Published: August 21, 2013
The Drive In on North Weber Street has a simple all-American vibe - it serves basic burgers and sweet soft-serve, blasts oldies on a stereo and has a tattered American flag pinned to storage shed.
For the Drive In's new owner, Bill Miller, the flag has a greater meaning: It's tattered and burned, but it survived last summer's Waldo Canyon fire. Miller salvaged it from a friend, who flew it in front of his Wickes Road home, which survived the fire.
"He was going to throw it out," Miller said. "I thought about the Waldo Canyon fire, because there are so many firefighters that come by our place, you know, it would be cool to put it up by our place. It was just one of those things on a whim."
He set it behind a large piece of Pikes Peak Glass, and attached it to a shed on The Drive In's outdoor patio. In basic red lettering he painted around it: "Flown 2012 Waldo Canyon fire, God Bless Our Firefighters."
Colorado Springs firefighters from Station 2, on East San Miguel Street a few blocks down, will stop by for a soft-serve occasionally. Some have seen the flag, others have not.
"There are several of them that bring families and they noticed it," Miller said of the flag. "They will pass little badges, you know junior firefighter badges, to the customers."
The flag is not immediately obvious - it's at the back of the business, in a dark corner with picnic benches where couples can sit out of the glare of The Drive In's lights. But last summer, from that back side, Miller could see the firestorm as it descended into Mountain Shadows on June 26, as it consumed 347 homes and killed two people. His friend on Wickes Road had been evacuated and stayed with him for eight days until residents were allowed back home to survey the damage.

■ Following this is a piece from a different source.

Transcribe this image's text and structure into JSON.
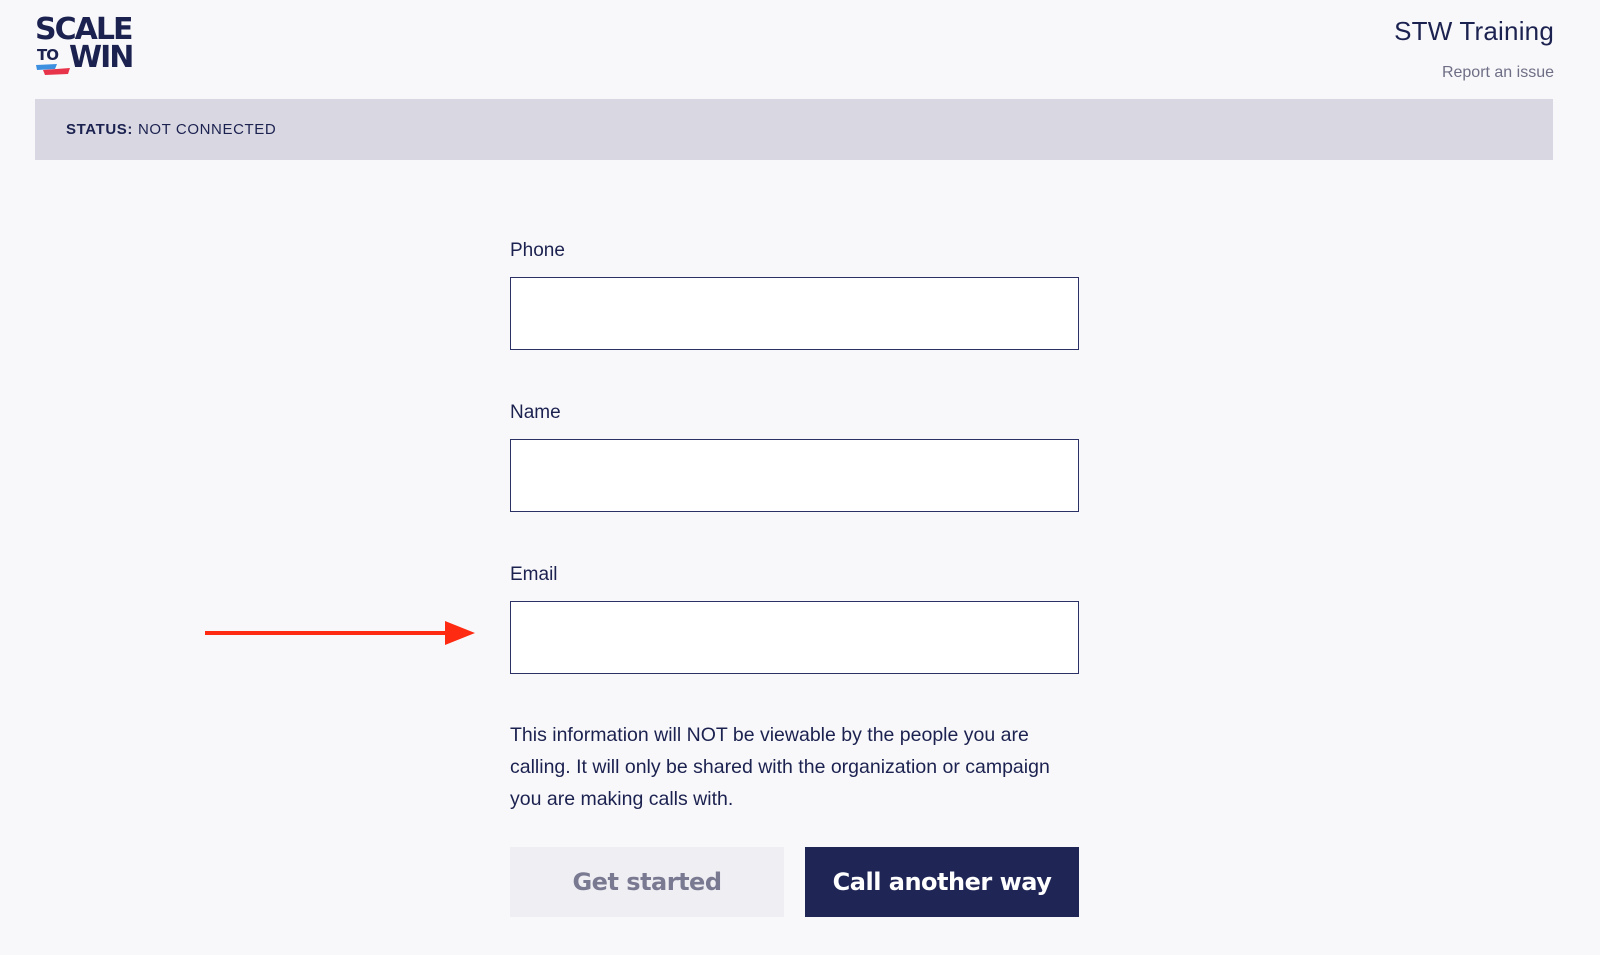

The summer of Waldo was also Miller's first "season," so he says, with The Drive In. It opened in 1955, and the Waldo flag is an oddly contemporary relic from a new chapter in Colorado Springs history.

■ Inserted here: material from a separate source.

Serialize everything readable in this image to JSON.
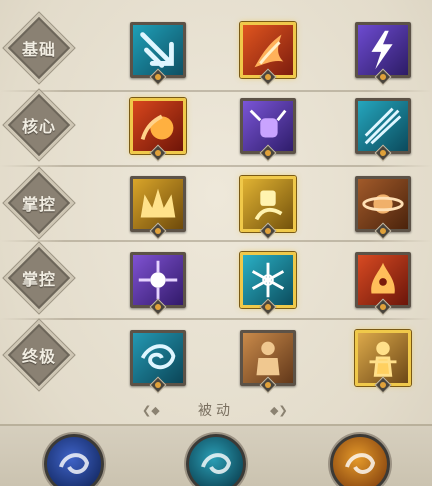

He bought the place as a retirement project, and is "trying to grow it slowly," fixing it up and improving the basic fare.
To keep the business running, Miller's trying to stick to his life's mantra, a saying he heard years ago: "The main thing is to keep the main thing, the main thing."
He painted that, in red letters, next to the flag.